Dataset content:
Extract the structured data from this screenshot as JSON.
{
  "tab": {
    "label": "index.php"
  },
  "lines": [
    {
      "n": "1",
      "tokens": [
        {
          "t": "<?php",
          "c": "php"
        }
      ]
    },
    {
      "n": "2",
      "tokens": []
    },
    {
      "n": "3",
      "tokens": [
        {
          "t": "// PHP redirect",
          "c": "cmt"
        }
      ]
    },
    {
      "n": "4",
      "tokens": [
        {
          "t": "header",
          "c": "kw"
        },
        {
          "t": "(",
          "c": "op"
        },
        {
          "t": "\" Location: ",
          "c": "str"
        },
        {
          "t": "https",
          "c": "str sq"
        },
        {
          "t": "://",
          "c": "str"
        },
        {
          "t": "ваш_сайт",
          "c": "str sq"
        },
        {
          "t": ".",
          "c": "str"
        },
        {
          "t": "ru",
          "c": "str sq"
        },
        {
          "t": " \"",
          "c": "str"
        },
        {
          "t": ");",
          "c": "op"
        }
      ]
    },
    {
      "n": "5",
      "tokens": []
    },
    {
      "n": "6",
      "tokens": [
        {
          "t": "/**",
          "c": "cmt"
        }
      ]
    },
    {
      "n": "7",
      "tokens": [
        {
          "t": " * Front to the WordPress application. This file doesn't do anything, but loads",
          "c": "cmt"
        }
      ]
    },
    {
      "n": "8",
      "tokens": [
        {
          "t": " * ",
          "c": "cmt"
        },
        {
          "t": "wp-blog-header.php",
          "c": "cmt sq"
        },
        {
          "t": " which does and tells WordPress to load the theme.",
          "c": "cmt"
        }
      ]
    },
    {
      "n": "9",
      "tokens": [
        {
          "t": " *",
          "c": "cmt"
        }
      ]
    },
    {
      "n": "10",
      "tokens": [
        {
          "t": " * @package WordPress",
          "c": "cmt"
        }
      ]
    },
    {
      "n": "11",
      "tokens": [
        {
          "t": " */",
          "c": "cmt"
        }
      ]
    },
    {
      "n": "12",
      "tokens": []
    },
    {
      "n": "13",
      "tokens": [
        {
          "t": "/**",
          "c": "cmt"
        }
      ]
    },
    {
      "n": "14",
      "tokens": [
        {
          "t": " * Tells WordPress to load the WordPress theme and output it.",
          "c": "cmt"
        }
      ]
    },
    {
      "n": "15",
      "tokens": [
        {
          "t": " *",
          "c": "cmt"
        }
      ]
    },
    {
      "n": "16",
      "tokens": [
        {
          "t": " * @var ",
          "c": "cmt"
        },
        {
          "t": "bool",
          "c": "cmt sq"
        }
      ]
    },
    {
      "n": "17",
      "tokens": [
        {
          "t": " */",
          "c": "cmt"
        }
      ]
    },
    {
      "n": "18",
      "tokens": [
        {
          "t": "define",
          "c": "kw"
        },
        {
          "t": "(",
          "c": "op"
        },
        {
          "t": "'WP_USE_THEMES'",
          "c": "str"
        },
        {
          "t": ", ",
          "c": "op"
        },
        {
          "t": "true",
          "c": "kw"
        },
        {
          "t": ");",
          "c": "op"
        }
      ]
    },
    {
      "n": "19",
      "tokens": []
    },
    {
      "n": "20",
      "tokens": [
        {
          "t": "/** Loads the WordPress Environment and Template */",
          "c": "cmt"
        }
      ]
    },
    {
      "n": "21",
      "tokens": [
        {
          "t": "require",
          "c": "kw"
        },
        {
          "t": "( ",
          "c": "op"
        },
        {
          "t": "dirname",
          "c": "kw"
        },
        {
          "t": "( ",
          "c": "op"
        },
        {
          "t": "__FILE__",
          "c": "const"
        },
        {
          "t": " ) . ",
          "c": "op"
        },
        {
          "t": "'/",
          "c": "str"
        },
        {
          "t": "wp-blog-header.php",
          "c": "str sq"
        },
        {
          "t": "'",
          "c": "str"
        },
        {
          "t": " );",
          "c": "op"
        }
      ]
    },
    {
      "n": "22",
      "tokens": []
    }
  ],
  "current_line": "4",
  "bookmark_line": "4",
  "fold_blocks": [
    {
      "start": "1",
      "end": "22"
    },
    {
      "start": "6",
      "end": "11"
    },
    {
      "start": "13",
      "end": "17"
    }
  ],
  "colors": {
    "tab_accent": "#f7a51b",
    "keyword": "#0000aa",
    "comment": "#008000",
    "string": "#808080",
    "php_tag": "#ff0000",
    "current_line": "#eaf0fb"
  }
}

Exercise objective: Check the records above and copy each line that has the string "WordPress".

Answer box:
          "t": " * Front to the WordPress application. This file doesn't do anything, but loads",
          "t": " which does and tells WordPress to load the theme.",
          "t": " * @package WordPress",
          "t": " * Tells WordPress to load the WordPress theme and output it.",
          "t": "/** Loads the WordPress Environment and Template */",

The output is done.